Embarrassingly, I seem to remember being unimpressed by Paul Abbott's textile-factory drama Clocking Off when it started last year. The opening episode about an amnesiac lorry driver running two families seemed unlikely in a cliched sort of way, despite John Simm's impressive central performance, and appeared to fight the studied realism of the setting. Given that the series went on to win audiences of nine million and a brace of Royal Television Society awards, I was obviously wrong.
Having seen the first two episodes of the second season (Mondays, 9pm, BBC1), I still think it is over-praised. Scenes are cut short before they can fully develop. There is repetition - lots of driving sequences accompanied by jokey, country and western-style music. Ashley Pearce's direction largely has an unearned jauntiness to it, as if so desperate not to take us toward a Ken Loach movie that we end up in Sunny Delight Land. But looking for what's right with it, rather than what's wrong with it, I am beginning to see the point of Clocking Off, and maybe even the light.
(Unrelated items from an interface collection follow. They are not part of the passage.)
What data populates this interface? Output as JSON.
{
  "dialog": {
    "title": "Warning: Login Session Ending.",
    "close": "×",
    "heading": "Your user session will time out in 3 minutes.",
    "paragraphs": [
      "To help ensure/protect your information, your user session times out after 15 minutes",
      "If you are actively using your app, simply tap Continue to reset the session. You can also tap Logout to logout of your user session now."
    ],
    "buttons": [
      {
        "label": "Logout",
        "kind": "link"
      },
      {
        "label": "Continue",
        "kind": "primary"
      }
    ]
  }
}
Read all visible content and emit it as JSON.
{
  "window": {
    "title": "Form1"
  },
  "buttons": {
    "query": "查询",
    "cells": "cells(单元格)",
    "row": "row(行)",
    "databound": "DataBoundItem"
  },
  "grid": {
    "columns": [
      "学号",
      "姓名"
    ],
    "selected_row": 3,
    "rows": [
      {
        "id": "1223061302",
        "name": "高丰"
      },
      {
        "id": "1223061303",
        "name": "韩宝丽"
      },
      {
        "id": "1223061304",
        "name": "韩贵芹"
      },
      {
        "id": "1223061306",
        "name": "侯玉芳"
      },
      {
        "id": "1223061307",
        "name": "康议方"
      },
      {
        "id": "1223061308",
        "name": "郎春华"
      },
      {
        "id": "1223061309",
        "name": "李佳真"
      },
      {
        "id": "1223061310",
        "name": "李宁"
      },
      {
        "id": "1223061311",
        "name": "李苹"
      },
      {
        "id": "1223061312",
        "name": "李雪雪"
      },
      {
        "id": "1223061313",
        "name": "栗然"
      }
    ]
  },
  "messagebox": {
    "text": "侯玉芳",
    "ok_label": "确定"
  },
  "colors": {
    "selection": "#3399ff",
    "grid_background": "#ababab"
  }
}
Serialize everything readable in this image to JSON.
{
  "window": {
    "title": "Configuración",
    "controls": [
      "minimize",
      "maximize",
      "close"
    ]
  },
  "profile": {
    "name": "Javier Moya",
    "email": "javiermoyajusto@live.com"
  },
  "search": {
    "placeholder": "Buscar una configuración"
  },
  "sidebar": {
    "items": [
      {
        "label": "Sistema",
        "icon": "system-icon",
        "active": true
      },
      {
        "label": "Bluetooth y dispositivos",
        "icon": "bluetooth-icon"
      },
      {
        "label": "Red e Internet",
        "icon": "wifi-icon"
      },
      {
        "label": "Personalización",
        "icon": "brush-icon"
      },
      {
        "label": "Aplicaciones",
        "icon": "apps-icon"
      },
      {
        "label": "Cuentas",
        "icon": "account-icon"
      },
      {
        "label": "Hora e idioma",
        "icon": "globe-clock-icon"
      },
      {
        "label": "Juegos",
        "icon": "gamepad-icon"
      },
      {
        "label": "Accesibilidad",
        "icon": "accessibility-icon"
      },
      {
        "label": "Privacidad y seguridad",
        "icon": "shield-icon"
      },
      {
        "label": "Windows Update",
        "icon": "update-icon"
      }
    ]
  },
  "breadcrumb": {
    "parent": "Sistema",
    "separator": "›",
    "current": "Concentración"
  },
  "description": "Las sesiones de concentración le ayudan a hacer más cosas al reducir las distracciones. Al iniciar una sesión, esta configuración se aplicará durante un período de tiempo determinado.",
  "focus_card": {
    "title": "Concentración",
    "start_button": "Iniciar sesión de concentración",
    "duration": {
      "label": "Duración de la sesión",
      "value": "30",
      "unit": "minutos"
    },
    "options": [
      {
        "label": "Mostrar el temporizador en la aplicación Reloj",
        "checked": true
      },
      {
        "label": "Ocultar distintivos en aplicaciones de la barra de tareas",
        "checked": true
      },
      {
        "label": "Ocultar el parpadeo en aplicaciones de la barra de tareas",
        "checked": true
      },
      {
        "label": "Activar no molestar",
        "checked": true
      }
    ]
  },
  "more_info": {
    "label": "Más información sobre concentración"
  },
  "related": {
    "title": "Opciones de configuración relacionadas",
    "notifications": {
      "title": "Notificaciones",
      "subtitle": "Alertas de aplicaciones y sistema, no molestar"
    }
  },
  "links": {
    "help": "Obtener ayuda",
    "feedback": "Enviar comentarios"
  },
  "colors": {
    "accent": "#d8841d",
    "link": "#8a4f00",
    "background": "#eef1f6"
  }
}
Abbott's main achievement is to have wangled the overdue return of the single play to television. Clocking Off is notionally a serial; however, each 50-minute episode is discrete unto itself and, although characters recur, their presence is to provide context not subplot, until the day when they themselves are propelled into the spotlight and a story is woven around them. That both Simm and the highly rewarded Sarah Lancashire, who played the machinist Yvonne, have left therefore presents no great problem. Viewers were not following their stories; we enjoyed their story, singular, and assumed they had only one. The clutter, noise and scale of the Mackintosh Textiles factory is a peculiarly sympathetic setting for this picking-up and dropping of characters. The lives of our colleagues are, Abbott's structure suggests, a mystery to most of us.
The first episode of the new series dealt with the hidden life of a worker who has moved in across the road from a colleague. Using his binoculars, Kev becomes convinced that Brian views child pornography on the internet. His suspicions are eventually proved to have foundation - but not before we have become aware of the two men's similarities. In fact, Brian is both less violent and more socially adept than Kev, whose own sexual morality is far from spotless. It was ambitious storytelling that demanded careful attention. Indeed, in the early parts, this viewer could have done with Kev (Jack Deam) and Brian (Paul Oldham) looking a bit less alike (although that blurring may have been a deliberate comment, too).
I actually preferred the second concoction, by one of Abbott's sous-chefs, Jan McVerry. The dog that had her day this time was Bev, a blousy 38-year-old divorcee who gets her claws into Mal, a widowed machine-repairer (Paul Copley) bringing up two teenage sons rather well, and in comparative affluence. The script played with our prejudices. It was narrow-minded to judge Bev on her taste in interior decor. Those naff miniature teapots, for example, were actually gifts from her grown-up son who sent them from wherever the army stationed him ("Cyprus, Belize, Blackpool . . ." - Blackpool?). Mal deserved a little happiness in his life. And was it not the first rule of romance that lovers should pay no attention to what others think?
The flaw in all this was that Bev really was awful: a lewd, materialist liar (her son was in Strangeways not Kosovo) who faked a pregnancy and then a miscarriage to get her man. It was transgressive fun to watch a programme dare suggest that there was a relationship between moral slackness and the kind of sensibility my mother would have called "common". But we condemned Bev not because of the china cats she brought to the mantelpiece, the fact that she replaced Mal's Ikea lights with tasselled standard lamps or the way she screamed during sex and screamed with laughter about it afterwards to mates ("I woke up walking like John Wayne, so it must have ended up all right"). Or not just because of all that. Her coarseness also meant that she did not mind hurting Mal's sons by betraying a confidence about Mal's sex life with their dead mother. Lindsey Coulson - previously Bianca's mother in EastEnders - played a blinder as Bev. Her drunken scene in which she invited Mal's Rotary Club friends back to the house, and they came, saw and sneered, was a superb account of someone having no clue how she was going down (the next day, she told her canteen circle it could easily have "gone the other way").
So, as in the previous episode, the baddy got away with it. Kev, not Brian, moved out; Mal and Bev are to marry. Clocking Off is grown-up stuff. In the next episode, we learn all about the machinist Freda. She has had one of the best lines, when a friend gave her a size-16 top and she said thanks but she was actually a 12: "A lot of people make that mistake. I've got a narrow back." My guess is that, when she is left to look after her daughter's children in the next episode, she'll prove to have a rather broad one. I'm looking forward to it.
Andrew Billen is a staff writer on the London Evening Standard